■ What is being asked ■
Among the lines of the records, please find those that contain the word "Maximal" and copy them.

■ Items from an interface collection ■

((

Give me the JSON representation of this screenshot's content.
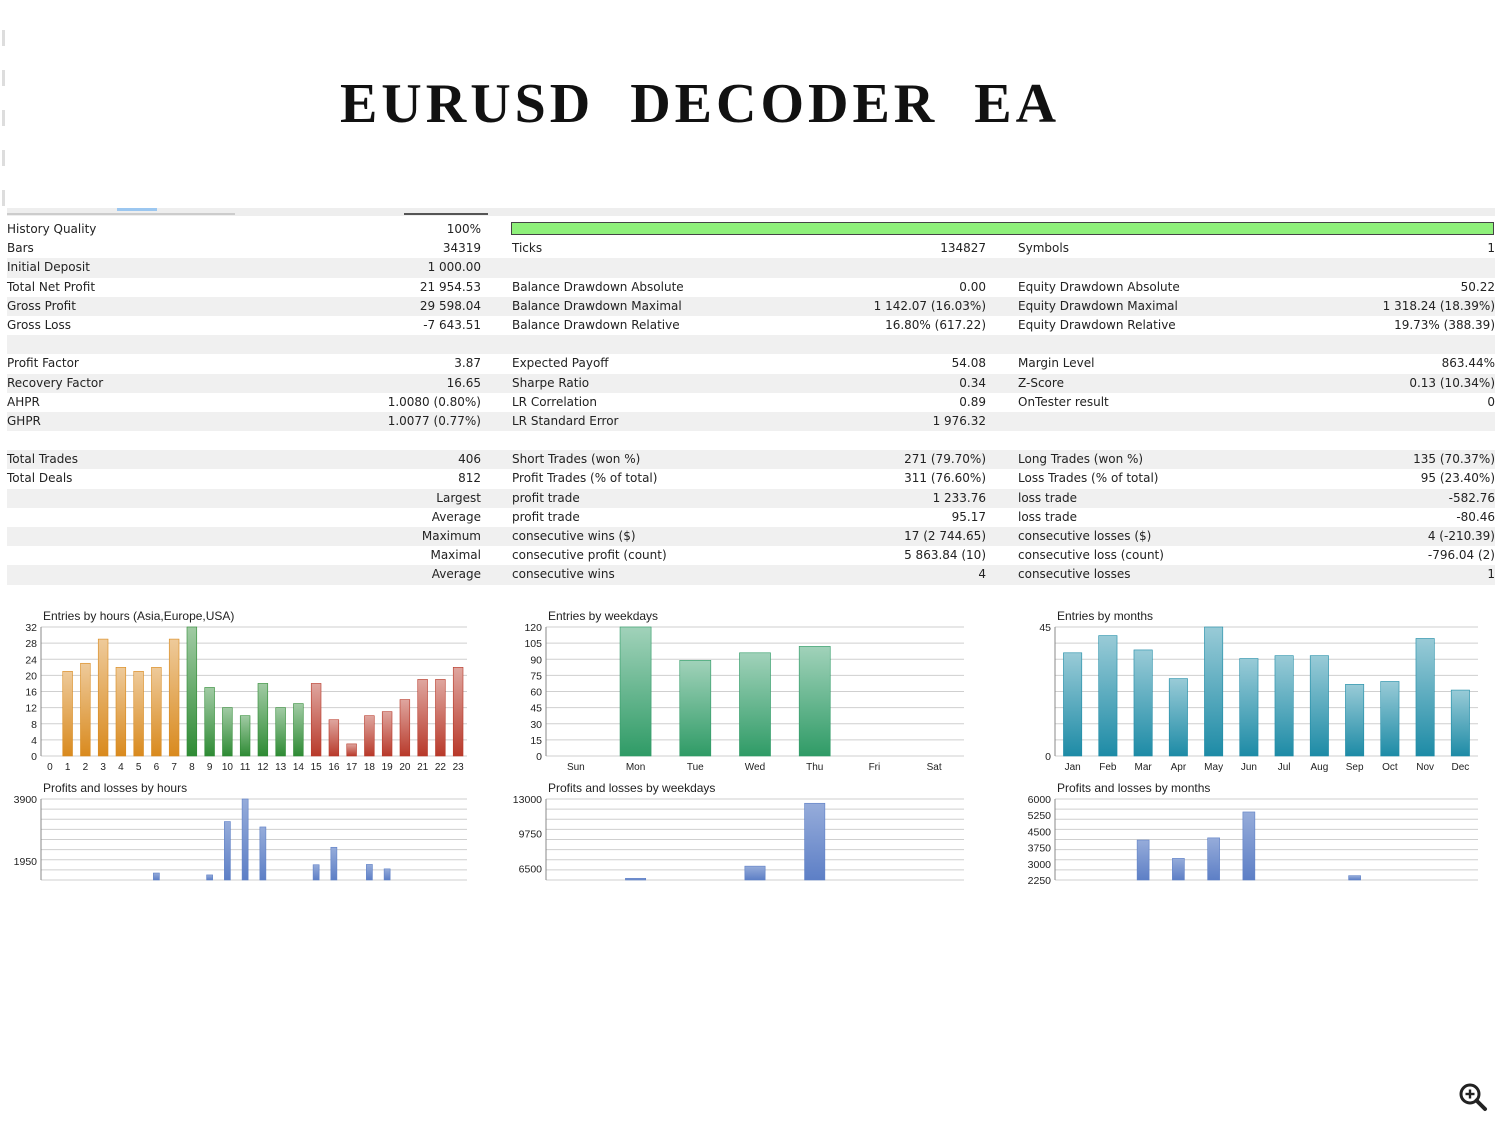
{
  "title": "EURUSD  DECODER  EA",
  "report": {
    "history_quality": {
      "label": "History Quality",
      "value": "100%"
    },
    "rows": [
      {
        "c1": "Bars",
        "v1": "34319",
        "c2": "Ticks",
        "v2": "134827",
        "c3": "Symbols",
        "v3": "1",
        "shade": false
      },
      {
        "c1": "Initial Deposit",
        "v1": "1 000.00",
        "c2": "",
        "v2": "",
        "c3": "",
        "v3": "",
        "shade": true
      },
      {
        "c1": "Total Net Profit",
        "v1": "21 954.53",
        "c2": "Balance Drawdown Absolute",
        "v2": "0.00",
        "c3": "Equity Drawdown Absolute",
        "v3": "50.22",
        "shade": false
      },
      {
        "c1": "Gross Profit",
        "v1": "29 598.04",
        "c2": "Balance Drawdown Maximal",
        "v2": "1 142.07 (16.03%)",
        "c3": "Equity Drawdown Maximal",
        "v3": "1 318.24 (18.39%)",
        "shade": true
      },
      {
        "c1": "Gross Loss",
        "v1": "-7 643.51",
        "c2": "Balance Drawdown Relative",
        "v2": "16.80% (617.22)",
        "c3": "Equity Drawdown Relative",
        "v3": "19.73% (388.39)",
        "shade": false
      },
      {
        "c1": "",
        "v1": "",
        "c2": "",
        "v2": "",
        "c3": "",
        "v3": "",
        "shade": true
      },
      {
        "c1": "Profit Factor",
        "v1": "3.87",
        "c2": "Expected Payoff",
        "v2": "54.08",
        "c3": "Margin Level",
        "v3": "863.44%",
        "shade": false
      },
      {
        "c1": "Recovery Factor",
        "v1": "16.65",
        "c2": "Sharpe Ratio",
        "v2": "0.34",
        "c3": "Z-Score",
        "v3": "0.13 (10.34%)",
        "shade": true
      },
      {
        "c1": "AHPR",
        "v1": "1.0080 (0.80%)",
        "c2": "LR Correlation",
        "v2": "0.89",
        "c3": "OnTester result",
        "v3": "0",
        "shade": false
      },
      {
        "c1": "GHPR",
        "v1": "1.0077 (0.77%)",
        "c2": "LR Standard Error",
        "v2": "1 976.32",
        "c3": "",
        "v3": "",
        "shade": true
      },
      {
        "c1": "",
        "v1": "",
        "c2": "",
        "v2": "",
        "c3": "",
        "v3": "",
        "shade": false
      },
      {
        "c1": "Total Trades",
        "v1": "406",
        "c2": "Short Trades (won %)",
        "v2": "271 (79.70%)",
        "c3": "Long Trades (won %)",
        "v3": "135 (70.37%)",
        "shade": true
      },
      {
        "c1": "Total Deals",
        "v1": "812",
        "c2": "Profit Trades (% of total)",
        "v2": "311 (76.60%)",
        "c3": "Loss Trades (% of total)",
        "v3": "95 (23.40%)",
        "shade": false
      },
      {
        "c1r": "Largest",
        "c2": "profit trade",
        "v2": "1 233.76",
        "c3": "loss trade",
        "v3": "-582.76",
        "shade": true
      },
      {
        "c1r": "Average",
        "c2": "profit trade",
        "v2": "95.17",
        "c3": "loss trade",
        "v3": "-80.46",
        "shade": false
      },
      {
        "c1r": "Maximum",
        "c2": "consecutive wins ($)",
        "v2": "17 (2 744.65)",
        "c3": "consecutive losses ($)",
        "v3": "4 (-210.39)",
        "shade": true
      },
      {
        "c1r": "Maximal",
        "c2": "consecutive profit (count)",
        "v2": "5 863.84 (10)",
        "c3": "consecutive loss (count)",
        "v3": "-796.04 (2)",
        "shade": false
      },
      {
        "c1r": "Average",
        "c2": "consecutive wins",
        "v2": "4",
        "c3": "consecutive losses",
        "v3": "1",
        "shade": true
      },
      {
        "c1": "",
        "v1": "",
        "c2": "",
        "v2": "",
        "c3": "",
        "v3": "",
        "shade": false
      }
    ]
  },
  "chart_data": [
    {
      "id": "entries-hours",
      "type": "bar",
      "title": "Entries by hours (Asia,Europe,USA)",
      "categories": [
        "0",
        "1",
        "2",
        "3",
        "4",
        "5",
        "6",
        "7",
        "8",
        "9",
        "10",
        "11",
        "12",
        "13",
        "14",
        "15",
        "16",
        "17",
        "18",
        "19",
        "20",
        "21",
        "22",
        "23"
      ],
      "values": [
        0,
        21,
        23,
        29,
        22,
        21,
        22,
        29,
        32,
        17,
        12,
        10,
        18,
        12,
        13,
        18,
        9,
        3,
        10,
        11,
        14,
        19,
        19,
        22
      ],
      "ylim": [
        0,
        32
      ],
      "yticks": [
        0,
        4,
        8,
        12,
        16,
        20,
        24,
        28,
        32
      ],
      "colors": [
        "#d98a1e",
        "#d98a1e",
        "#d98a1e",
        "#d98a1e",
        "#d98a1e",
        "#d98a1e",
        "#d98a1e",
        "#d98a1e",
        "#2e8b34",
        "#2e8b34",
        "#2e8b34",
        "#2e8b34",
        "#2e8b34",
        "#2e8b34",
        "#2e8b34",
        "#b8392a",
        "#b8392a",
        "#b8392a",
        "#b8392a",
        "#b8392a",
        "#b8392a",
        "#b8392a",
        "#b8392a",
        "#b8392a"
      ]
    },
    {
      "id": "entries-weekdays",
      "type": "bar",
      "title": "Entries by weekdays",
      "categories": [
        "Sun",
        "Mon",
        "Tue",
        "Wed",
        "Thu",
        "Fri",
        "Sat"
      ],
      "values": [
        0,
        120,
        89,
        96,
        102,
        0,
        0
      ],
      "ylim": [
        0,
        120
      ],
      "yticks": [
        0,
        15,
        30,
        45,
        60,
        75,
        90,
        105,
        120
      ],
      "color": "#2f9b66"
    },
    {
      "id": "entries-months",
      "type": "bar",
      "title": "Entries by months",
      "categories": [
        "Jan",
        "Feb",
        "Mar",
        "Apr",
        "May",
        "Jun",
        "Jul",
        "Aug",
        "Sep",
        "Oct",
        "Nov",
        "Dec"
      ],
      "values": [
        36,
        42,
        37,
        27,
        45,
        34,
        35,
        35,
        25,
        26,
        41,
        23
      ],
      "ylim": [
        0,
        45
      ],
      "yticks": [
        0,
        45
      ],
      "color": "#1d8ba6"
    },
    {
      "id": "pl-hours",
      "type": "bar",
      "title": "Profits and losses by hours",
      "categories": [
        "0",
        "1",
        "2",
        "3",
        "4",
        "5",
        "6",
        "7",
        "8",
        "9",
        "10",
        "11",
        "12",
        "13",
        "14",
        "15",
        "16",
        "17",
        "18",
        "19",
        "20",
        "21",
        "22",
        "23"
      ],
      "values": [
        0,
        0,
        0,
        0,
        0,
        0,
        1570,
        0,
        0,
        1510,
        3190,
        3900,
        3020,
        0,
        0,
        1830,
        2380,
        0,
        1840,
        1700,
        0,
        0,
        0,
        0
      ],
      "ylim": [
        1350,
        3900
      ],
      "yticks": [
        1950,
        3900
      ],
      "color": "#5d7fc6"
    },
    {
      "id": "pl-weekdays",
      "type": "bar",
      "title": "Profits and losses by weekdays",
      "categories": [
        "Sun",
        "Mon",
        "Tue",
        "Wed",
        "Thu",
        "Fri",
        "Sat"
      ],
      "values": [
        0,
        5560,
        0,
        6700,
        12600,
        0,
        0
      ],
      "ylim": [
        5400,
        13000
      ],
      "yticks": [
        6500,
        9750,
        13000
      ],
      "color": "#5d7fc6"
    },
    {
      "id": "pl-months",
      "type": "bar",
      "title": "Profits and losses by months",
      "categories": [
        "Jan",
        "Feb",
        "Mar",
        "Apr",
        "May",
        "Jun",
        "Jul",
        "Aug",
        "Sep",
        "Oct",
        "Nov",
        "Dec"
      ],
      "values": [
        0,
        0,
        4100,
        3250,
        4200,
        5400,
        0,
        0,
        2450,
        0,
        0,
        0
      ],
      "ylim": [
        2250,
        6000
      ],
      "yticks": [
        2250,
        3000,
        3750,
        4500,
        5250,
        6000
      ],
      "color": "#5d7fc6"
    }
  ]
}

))

■ Written reply ■
        "c2": "Balance Drawdown Maximal",
        "c3": "Equity Drawdown Maximal",
        "c1r": "Maximal",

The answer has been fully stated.